The True Artists
Most of the images I use are not drawn by me. They are illustrations from newspapers now in the public domain and the work of artists who lived (and typically died) over a century ago. The illustrators were typically unacknowledged by the newspapers that printed their work, though there are occasionally illegible signatures. I remove these in consideration of artists who no longer can give assent to a comic that would likely challenge their sensibilities. I will provide them for each comic if asked. It can be difficult tracking down an artist from 100 years ago based on a scrawl. These are the biographies I have tracked down so far:
A cowboy in style and taste, Maynard Dixon is the source for many of the better drawn western illustrations I use for the comic. I have attempted and failed to imitate the remarkable style that he used while he was working for the San Francisco Call. Yet, he is more famous for his later Modernist works. Still a western theme prevailed. During the Great Depression, he worked with his wife the photographer Dorothea Lange to artistically capture the difficult time for the Farm Security Administration. He had three children—one with his first wife and two with Lange. He remarried a third time to the muralist Edith Hamlin after divorcing Lange. He died at home in Tucson in 1946. He was 71 years old.
Richard Langtry Partington (1868-1929)
Partington was born in 1868 to artists in Stockport, England. He and his family moved to Oakland, California while he was in his early twenties and there established an art school with his father. For the next two decades, Partington also worked as a quick-sketch artist for the local newspapers, generating portraits of visiting celebrites and local criminals. In 1916, he moved to Philadelphis, where he died in 1929. While his news work was mostly portraits, the majority of his paintings I can find are landscapes.

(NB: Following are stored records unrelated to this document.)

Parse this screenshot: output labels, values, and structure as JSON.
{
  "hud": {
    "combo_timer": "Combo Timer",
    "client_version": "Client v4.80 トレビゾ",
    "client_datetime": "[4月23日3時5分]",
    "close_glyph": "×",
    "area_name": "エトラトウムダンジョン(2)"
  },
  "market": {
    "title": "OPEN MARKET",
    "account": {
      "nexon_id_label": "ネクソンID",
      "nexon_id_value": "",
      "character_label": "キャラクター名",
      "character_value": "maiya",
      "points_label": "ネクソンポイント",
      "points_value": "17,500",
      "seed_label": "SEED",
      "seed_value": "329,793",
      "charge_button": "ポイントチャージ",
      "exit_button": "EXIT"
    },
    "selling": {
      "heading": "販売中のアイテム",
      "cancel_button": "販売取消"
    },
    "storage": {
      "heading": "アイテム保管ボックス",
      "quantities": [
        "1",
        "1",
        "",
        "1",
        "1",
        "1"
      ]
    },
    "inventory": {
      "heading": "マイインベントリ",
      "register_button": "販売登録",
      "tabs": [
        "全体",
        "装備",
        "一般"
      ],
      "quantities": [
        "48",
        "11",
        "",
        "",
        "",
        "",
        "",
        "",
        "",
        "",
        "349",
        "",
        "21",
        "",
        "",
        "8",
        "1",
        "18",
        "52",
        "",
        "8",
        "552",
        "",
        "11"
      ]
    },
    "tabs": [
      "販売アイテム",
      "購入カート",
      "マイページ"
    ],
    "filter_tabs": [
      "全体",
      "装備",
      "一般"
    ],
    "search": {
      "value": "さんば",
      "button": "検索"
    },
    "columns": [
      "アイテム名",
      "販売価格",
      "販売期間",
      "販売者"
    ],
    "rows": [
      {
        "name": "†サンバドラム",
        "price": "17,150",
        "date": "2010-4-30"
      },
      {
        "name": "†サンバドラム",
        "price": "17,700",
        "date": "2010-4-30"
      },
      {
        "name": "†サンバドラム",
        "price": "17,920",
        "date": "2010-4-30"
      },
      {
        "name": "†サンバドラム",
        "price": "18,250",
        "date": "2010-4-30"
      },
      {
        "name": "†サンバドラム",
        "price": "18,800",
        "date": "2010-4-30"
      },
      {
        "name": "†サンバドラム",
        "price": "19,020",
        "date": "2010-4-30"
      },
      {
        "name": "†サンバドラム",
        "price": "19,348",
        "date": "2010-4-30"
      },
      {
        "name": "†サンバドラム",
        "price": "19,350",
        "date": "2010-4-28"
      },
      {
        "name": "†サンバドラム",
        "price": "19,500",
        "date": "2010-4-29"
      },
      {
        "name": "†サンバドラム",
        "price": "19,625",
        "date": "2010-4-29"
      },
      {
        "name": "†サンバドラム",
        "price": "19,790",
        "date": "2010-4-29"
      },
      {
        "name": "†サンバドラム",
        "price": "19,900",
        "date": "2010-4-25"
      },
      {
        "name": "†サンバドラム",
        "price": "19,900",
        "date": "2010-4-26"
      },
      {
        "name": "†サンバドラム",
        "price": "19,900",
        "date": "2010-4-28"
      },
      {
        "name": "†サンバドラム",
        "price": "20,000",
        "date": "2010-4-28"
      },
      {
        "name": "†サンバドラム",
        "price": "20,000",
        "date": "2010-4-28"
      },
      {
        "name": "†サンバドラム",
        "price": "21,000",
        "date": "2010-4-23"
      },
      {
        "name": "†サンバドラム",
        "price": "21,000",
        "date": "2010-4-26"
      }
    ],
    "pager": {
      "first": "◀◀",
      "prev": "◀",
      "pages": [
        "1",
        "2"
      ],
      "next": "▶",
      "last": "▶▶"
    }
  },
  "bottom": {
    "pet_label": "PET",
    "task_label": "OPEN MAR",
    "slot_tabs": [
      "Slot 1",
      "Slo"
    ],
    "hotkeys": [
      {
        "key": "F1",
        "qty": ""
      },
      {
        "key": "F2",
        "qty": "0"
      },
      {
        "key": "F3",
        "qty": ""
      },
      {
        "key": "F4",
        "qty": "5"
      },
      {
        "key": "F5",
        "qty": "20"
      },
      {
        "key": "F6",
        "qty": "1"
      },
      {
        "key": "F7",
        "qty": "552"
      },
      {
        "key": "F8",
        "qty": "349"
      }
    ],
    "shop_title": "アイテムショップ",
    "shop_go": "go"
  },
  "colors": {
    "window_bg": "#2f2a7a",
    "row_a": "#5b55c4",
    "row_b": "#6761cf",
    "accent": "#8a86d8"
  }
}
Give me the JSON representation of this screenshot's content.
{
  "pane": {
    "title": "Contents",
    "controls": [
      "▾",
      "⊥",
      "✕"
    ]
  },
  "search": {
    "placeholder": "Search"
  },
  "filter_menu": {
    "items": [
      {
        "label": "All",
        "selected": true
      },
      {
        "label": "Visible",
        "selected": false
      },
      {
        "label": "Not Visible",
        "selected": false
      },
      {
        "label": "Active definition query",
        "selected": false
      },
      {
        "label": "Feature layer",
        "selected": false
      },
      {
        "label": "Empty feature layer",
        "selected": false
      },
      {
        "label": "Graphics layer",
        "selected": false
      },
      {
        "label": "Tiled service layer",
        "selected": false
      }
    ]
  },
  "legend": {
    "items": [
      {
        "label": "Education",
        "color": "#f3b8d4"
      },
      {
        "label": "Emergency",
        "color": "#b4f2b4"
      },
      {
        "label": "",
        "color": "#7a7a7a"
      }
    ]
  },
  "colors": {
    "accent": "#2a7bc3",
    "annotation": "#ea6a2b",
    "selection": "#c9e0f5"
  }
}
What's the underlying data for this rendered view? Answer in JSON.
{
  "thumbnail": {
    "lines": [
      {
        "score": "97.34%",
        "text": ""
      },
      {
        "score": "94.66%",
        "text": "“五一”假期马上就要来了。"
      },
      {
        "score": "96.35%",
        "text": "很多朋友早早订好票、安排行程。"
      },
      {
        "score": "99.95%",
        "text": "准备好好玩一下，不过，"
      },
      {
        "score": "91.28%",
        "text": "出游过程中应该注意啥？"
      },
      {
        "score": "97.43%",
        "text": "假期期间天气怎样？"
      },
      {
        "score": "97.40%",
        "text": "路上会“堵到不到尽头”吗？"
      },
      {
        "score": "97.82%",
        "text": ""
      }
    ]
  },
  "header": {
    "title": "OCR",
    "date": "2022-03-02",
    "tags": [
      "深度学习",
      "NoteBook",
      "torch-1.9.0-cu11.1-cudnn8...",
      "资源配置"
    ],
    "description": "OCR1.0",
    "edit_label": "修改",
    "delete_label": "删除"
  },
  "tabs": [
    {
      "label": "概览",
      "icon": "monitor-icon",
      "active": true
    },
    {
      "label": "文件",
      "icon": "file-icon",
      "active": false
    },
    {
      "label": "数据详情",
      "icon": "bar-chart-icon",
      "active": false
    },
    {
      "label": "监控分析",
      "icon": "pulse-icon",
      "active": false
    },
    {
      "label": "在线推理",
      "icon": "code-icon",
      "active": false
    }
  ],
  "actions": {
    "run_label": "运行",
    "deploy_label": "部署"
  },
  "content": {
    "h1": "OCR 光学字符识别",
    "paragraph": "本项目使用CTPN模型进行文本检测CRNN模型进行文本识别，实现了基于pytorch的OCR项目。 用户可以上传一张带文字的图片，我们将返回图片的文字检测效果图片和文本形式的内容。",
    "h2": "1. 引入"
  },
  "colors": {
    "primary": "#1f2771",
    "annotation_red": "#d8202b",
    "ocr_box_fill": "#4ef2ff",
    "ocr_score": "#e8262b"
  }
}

George Young Kauffman (1868-1940)
It’s likely not a coincidence that Kauffman, the son of a Pennsylvanian Union soldier, was chosen to illustrate the first printing of “The Red Badge of Courage.” He was educated in D.C. and then moved with his wife to New York, where he found employment with the Bacheller-Johnson Newspaper Syndicate, a company that mainly acquired author’s rights to publication and then distributed serial versions of their works to newspapers nation-wide. While working there, he illustrated many serialized works including those of Crane and Garrett P. Serviss; many of the alien and space images I use come from Serviss’ “Edison’s Conquest of Mars.” In 1898, during the Spanish American War, he and Crane travelled together to Cuba as embedded reporters. He left the (by then) Bacheller Syndicate early in the next decade and moved to Canada to work in advertising.